==== Entries shown ====

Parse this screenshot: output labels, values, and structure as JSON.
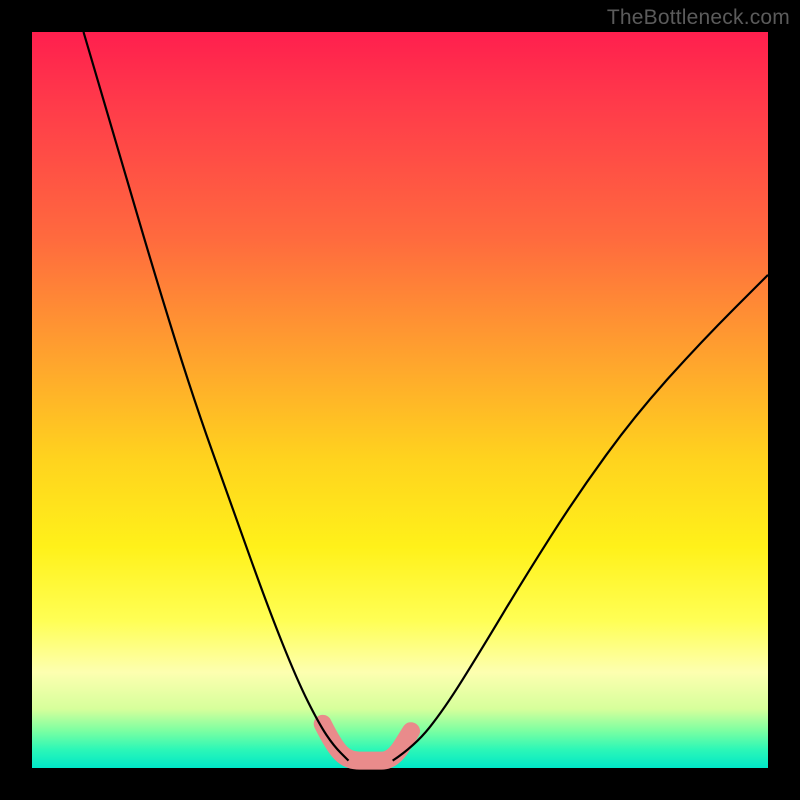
{
  "attribution": "TheBottleneck.com",
  "chart_data": {
    "type": "line",
    "title": "",
    "xlabel": "",
    "ylabel": "",
    "xlim": [
      0,
      100
    ],
    "ylim": [
      0,
      100
    ],
    "grid": false,
    "legend": false,
    "series": [
      {
        "name": "left-curve",
        "x": [
          7,
          12,
          17,
          22,
          27,
          32,
          36,
          39,
          41,
          43
        ],
        "values": [
          100,
          83,
          66,
          50,
          36,
          22,
          12,
          6,
          3,
          1
        ]
      },
      {
        "name": "right-curve",
        "x": [
          49,
          52,
          56,
          61,
          67,
          74,
          82,
          91,
          100
        ],
        "values": [
          1,
          3,
          8,
          16,
          26,
          37,
          48,
          58,
          67
        ]
      },
      {
        "name": "valley-band",
        "x": [
          39.5,
          41,
          43,
          46,
          49,
          51.5
        ],
        "values": [
          6,
          3,
          1,
          1,
          1,
          5
        ]
      }
    ],
    "styles": {
      "left-curve": {
        "stroke": "#000000",
        "width": 2.2
      },
      "right-curve": {
        "stroke": "#000000",
        "width": 2.2
      },
      "valley-band": {
        "stroke": "#e98b8b",
        "width": 18,
        "linecap": "round",
        "linejoin": "round"
      }
    }
  }
}
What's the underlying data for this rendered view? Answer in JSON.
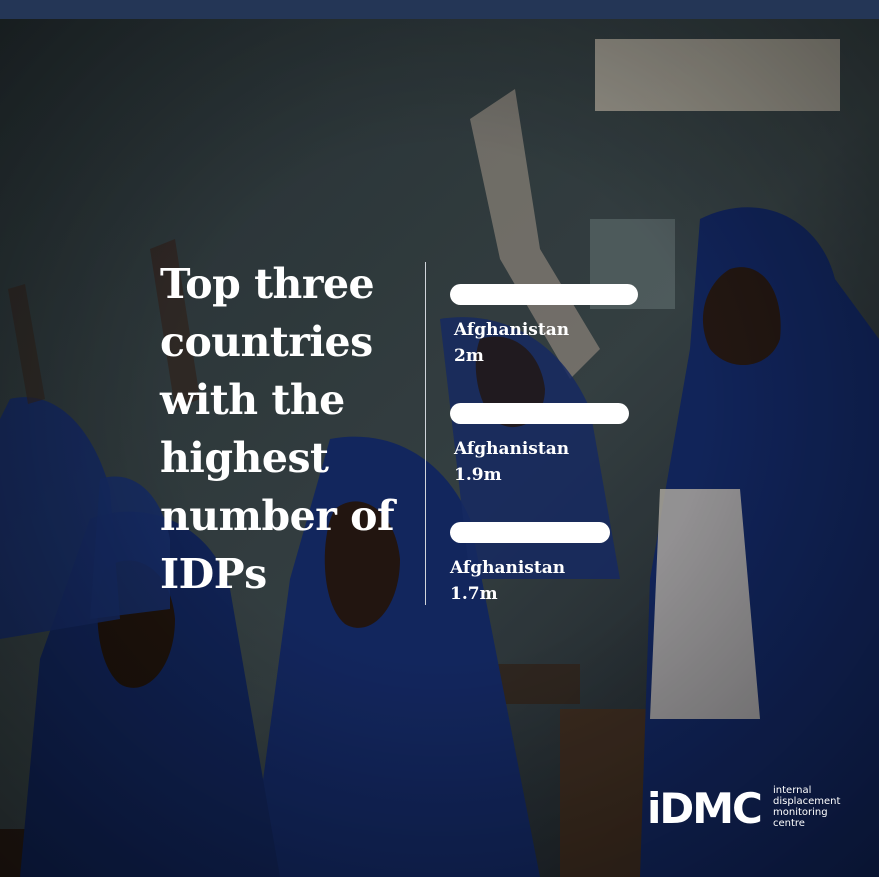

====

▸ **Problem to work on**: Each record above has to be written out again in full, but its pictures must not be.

▸ **Result of the exercise**:
Parse this screenshot: output labels, values, and structure as JSON.
{
  "attribution": "TheBottleneck.com",
  "chart_data": {
    "type": "line",
    "title": "",
    "xlabel": "",
    "ylabel": "",
    "xlim": [
      0,
      100
    ],
    "ylim": [
      0,
      100
    ],
    "grid": false,
    "legend": false,
    "series": [
      {
        "name": "left-curve",
        "x": [
          7,
          12,
          17,
          22,
          27,
          32,
          36,
          39,
          41,
          43
        ],
        "values": [
          100,
          83,
          66,
          50,
          36,
          22,
          12,
          6,
          3,
          1
        ]
      },
      {
        "name": "right-curve",
        "x": [
          49,
          52,
          56,
          61,
          67,
          74,
          82,
          91,
          100
        ],
        "values": [
          1,
          3,
          8,
          16,
          26,
          37,
          48,
          58,
          67
        ]
      },
      {
        "name": "valley-band",
        "x": [
          39.5,
          41,
          43,
          46,
          49,
          51.5
        ],
        "values": [
          6,
          3,
          1,
          1,
          1,
          5
        ]
      }
    ],
    "styles": {
      "left-curve": {
        "stroke": "#000000",
        "width": 2.2
      },
      "right-curve": {
        "stroke": "#000000",
        "width": 2.2
      },
      "valley-band": {
        "stroke": "#e98b8b",
        "width": 18,
        "linecap": "round",
        "linejoin": "round"
      }
    }
  }
}
What's the underlying data for this rendered view? Answer in JSON.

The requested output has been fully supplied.